Scan the entries below for the word "this". Copy out every line in which it occurs.

[Information given — start]

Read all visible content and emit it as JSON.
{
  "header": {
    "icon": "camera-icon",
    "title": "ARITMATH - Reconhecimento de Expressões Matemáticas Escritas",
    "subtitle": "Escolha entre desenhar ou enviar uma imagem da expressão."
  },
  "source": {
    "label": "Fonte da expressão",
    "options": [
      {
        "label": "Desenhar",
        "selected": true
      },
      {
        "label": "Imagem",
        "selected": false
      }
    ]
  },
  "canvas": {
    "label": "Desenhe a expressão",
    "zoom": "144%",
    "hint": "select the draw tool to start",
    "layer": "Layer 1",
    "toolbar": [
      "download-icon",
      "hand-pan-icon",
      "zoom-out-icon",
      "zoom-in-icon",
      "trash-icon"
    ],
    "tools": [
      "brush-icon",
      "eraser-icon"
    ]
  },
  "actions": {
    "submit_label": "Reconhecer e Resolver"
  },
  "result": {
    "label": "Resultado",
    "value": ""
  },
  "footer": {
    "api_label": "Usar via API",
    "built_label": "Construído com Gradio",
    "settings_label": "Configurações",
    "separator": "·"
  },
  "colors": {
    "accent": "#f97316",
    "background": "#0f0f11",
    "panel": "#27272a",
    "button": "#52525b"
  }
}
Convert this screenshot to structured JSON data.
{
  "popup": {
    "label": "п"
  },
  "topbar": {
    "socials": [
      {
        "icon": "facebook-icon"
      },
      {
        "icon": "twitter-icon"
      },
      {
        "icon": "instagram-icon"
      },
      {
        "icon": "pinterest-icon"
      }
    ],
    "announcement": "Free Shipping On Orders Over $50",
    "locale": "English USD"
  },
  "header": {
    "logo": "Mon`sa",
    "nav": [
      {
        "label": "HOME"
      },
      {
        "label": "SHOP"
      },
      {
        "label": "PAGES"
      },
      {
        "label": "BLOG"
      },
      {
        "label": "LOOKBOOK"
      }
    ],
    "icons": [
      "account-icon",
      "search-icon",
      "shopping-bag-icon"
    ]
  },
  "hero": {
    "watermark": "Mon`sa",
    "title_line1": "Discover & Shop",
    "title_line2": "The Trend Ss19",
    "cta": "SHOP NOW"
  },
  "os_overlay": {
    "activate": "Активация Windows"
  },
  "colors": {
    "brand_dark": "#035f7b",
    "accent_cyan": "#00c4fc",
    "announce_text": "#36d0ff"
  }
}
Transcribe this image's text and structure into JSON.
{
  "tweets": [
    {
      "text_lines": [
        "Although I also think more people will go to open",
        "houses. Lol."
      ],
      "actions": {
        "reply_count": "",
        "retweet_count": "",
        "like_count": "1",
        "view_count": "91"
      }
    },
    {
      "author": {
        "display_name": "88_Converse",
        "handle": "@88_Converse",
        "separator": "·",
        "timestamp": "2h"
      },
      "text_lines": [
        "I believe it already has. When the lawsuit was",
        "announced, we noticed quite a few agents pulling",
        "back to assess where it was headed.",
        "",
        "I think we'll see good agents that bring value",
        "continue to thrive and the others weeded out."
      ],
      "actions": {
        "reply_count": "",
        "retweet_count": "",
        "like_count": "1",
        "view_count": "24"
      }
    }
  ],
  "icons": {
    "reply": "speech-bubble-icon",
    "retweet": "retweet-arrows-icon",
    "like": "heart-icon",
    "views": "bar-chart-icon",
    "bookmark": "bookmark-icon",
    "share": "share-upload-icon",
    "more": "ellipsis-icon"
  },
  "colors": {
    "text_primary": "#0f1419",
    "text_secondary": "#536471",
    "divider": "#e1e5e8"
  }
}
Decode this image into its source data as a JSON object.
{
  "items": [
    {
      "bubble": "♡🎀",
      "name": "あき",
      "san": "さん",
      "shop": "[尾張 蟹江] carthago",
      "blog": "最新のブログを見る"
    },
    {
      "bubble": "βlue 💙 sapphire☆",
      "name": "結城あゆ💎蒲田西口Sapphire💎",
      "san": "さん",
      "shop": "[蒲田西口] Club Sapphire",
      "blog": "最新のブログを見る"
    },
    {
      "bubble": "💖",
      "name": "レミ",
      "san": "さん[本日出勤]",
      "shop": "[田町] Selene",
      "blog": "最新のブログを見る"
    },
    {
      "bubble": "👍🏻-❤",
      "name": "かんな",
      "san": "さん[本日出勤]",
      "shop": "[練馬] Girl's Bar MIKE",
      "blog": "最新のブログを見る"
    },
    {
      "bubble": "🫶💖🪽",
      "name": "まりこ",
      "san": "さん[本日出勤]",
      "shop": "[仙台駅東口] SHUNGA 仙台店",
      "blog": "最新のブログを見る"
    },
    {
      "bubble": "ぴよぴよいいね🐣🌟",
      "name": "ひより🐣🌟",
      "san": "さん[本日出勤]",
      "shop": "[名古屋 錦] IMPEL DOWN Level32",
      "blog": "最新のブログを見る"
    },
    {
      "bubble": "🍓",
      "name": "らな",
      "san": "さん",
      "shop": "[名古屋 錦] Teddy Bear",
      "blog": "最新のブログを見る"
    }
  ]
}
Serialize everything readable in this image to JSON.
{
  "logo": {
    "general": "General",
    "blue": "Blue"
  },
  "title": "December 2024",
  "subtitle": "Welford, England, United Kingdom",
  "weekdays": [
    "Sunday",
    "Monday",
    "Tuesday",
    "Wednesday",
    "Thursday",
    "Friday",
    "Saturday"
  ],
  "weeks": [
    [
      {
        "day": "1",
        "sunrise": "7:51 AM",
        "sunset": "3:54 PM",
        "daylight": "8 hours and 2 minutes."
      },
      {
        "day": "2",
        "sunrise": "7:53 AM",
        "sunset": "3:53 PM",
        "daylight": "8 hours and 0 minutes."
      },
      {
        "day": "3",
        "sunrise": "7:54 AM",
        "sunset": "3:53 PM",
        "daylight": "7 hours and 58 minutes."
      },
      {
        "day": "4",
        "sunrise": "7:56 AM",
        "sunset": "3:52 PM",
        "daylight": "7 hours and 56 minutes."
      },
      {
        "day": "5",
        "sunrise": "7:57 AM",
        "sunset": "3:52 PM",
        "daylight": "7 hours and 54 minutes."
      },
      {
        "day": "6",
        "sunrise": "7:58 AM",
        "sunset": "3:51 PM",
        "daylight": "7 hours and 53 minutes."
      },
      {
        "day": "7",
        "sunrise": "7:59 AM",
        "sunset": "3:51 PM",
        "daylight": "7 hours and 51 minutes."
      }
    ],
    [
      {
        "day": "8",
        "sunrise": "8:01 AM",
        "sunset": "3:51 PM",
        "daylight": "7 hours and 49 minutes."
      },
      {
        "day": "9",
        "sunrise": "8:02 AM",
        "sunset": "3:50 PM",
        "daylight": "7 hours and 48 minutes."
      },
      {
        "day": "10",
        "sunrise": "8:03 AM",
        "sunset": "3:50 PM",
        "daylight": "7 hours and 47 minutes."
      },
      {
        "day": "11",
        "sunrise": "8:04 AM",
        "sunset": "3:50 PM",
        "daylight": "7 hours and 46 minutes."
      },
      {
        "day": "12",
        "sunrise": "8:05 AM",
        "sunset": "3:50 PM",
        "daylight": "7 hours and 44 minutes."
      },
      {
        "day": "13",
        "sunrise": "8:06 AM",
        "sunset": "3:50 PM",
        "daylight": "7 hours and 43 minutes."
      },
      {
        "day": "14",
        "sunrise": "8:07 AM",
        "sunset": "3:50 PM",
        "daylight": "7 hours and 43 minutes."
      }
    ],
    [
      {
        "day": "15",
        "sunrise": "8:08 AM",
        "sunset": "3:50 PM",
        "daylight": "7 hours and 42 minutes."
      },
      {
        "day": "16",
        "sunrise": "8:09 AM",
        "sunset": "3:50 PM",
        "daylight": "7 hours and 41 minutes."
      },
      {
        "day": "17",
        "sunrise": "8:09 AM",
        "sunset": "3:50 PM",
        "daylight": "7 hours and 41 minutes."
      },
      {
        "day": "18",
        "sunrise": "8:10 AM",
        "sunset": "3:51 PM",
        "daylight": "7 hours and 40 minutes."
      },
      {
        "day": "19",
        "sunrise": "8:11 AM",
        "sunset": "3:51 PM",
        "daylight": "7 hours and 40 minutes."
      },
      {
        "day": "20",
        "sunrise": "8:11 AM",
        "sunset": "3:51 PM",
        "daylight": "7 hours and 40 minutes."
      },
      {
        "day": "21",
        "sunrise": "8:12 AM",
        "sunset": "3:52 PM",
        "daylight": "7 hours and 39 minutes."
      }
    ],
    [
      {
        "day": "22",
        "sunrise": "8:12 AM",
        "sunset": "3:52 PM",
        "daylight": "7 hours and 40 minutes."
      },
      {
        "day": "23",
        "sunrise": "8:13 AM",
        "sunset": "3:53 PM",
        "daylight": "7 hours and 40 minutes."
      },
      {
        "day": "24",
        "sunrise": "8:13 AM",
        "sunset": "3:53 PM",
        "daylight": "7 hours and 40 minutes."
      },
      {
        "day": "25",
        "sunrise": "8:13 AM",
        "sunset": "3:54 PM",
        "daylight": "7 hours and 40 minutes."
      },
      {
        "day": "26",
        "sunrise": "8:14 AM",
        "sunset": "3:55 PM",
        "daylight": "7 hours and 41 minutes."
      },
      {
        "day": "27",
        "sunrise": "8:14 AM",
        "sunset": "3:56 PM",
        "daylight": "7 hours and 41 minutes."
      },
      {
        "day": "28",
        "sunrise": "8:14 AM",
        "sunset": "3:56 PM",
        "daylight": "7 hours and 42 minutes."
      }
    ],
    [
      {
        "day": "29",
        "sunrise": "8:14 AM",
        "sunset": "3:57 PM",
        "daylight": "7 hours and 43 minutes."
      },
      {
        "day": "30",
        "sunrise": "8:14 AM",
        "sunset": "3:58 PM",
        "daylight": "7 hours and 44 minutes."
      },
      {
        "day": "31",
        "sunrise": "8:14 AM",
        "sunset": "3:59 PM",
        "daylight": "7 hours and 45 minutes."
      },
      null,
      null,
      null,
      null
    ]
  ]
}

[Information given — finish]

Exercise result ::
Convert this screenshot to structured JSON data.
Transcribe this image's text and structure into JSON.
Decode this image into its source data as a JSON object.
Serialize everything readable in this image to JSON.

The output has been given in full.